Do e-cigarettes set off smoke detectors? We explain this with an experiment

For a few years now the voice guide announces to passengers that «On board the trains And prohibited make use of cigarettes electronic» because their smoke, “vaping” (which isn't actually smoke, it's aerosols), can activate the system fire prevention. The detectors are a fundamental part of the fire prevention system to which they are connected: in fact, they serve to signal the possible presence of a fire inside the environment in which they are located and to send the signal to the system control unit, all while emitting an acoustic signal. We therefore carried out experiments to discover the effect of the aerosol of an electronic cigarette on different types of smoke detectors: a photoelectric detectora heat detector it's a carbon monoxide detector. E-cigarettes activate detectors of the first type but not the other two. We also took advantage of it to understand how these instruments work from a scientific point of view and discover the physical chemistry behind them.

In the video above we will see:

  • an introduction to detectors;
  • the experiment with the photoelectric detector;
  • the heat detector test;
  • the operation of the CO detector;
  • final comparison and conclusions.

The effect of e-cigarette aerosol on a photoelectric detector: how it triggers

The photoelectric detector, essentially, uses a laser to detect the presence of aerosol like smoke. It has three main components: one rooma laser it's a optical sensor. The laser aims directly at the optical sensor; if the chamber is empty – or rather, contains only air – the laser passes undisturbed through the chamber and the light beam will always reach the sensor with a certain intensity. However, this device is very sensitive to particles suspended in the air, so when smoke or an aerosol enters the device, the sensor perceives the laser at a lower intensity, because the smoke particles scatter the light from the laser.

This phenomenon is called Tyndall effect and it is the same phenomenon that happens for example in discos or on concert stages: the machines “shoot” white smoke (even in this case they should actually be called aerosol machines, not “smoke machines” as they are commonly known), which disperses the light of the stage lasers making them visible.
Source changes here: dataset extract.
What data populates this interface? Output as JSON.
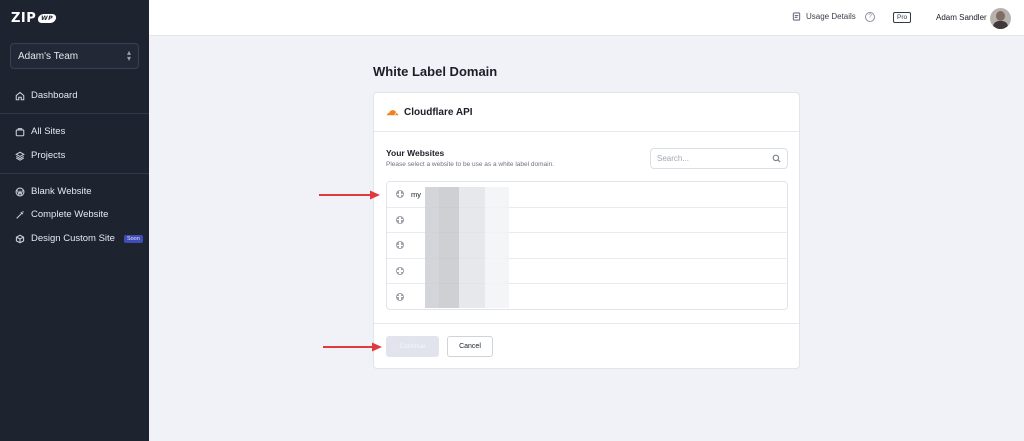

So yes, this type of detector will be activated with any type of cigarette, and is effective both in the presence of smoke (aerosol solidformed by solid particles dispersed in the air) that of I vape (aerosol liquidformed by liquid particles dispersed in the air).

These detectors are those that are most frequently used in public fire systems, such as on trains, in stations, in shopping centres, but also in domestic ones, often coupled with other types of detectors, such as heat detectors.

The effect of e-cigarette aerosol on a heat detector: when it goes off

This type of detector is not used alone, because it would not be sufficient to enable timely intervention in the event of a fire, because it is alarmed only if the environment reaches a certain temperature which varies depending on the appliance. In our case it is 57°Cand we tested it by heating water until it generated steam at a slightly higher temperature.


Therefore the heat detector could be activated even without the presence of an actual fire, especially in environments where there may already be high temperatures, for example an engine room, a server room or more commonly in a kitchen. So, although this type of detector will certainly never be alarmed by the aerosol of an electronic cigarette or the smoke of a traditional cigarette, if there is a heat detector, there is probably also one nearby for detecting smoke ( such as, precisely, the photoelectric) or for the carbon monoxide.

The effect of e-cigarette aerosol on a carbon monoxide detector

This instrument detects a substance, the carbon monoxide (CO), which develops during fires and is therefore only present in the smoke resulting from a combustion. Monitoring the concentration of carbon monoxide could be useful if you have a chimney or one heater, this is because, if they are not used correctly, they could develop carbon monoxide. And carbon monoxide is toxic at high concentrations: for example, two hours of exposure to an environment with a concentration of carbon monoxide above 1600 ppm (parts per million) could lead to death. This is because carbon monoxide easily binds tohemoglobin, which would therefore no longer be able to transport oxygen. This type of detector is essential in environments with stoves or fireplaces, since CO is odorless and colorless but highly toxic.

But, returning to our experiment: is the carbon monoxide detector activated by the electronic cigarette? What about heated tobacco cigarettes? The answer is no, as neither in the electronic cigarette nor in the heated tobacco cigarettes does combustion take place, consequently in neither of the two aerosols produced following a “vape” is carbon monoxide present.

Traditional cigarettes are an exception: we can imagine lighting a cigarette as starting a small fire, it will therefore be easy to remember that a combustion reaction occurs and, therefore, of the presence of carbon monoxide in cigarette smoke.